The 67-year-old businessman and chairman of the Boise School Board said he believes “Idaho can do better.”
About 80 supporters gathered for Balukoff’s announcement outside Boise’s Hillcrest Elementary School in the sharp chill of a late-fall morning. Some of Balukoff’s 30 grandchildren held signs including, “Grandpa for Governor.”
Former four-term Idaho Gov. Cecil Andrus was among those in the crowd. “He’s extremely well-qualified and would be an excellent candidate,” Andrus said. “He’s a successful businessman in his own right.”
Asked if he thought Balukoff – who’s never run for an office higher than school board – could beat two-term GOP Gov. Butch Otter, Andrus said, “Yes, he can beat Butch Otter.” The Democrat added, however, that “Butch may not be the candidate,” noting that Otter faces a challenge in the GOP primary from conservative state Sen. Russ Fulcher.
“We’ve had surprises before,” Andrus said with a chuckle. “I was elected.”
Balukoff said that after 20 years of one-party rule, he believes Idahoans are ready for a change.
Otter hasn’t yet formally launched his re-election campaign but has made it clear he’s seeking a third term. New Jersey Gov. Chris Christie will hold a fundraiser for him Friday night at the Coeur d’Alene Resort, in fact.
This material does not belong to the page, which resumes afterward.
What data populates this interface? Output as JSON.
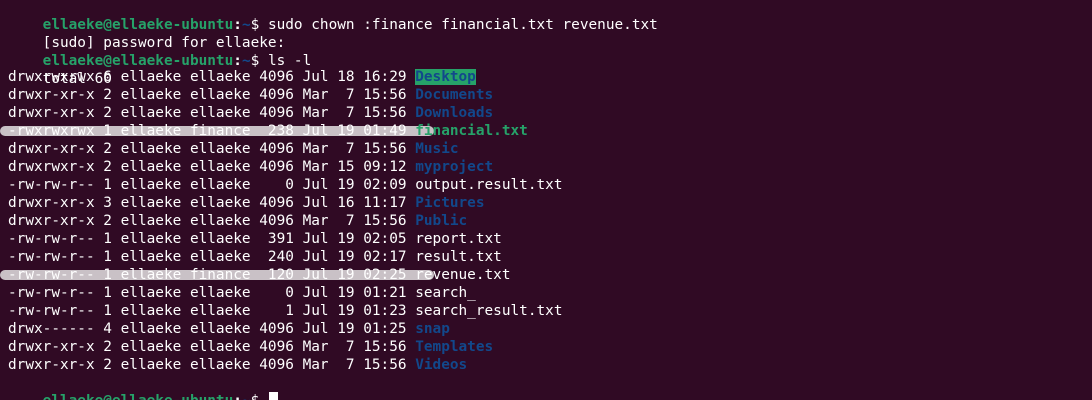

Otter released a statement from his campaign saying, “The governor looks forward to discussing with voters the implications of a Democrat working to advance the Obama administration’s big-government priorities here in Idaho.”
Balukoff said, “I am independent-minded and have a track record of solving problems and building success.”
He holds an accounting degree from Brigham Young University, founded a major accounting firm and a chain of health clubs, and co-owns the Grove Hotel, the Idaho Steelheads hockey team, CenturyLink Arena and downtown Boise office buildings. He also serves on the boards of the Boise Public Library, St. Luke’s Regional Medical Center, the Esther Simplot Performing Arts Academy and Ballet Idaho, and is the former bishop of his LDS church ward.
Balukoff said education is a top issue for him; he’s served on the Boise School Board since 1997. That board took a high-profile position against the Students Come First school reform laws, which voters rejected last year.
Longtime Idaho political observer Jim Weatherby, a professor emeritus at Boise State University, said as a Democrat, Balukoff is “a long shot at this point,” but “has credibility on education issues.”
Though not well-known outside the Boise area, Balukoff “may benefit from a knock-down, drag-out primary in the Republican Party,” Weatherby said.
Currently, Republicans hold every seat in Idaho’s congressional delegation, all its statewide offices and 80 percent of the seats in the Legislature.
sponsored According to two 2015 surveys, 62 percent of Americans do not have enough savings to handle an unexpected emergency, much less any long-term plans.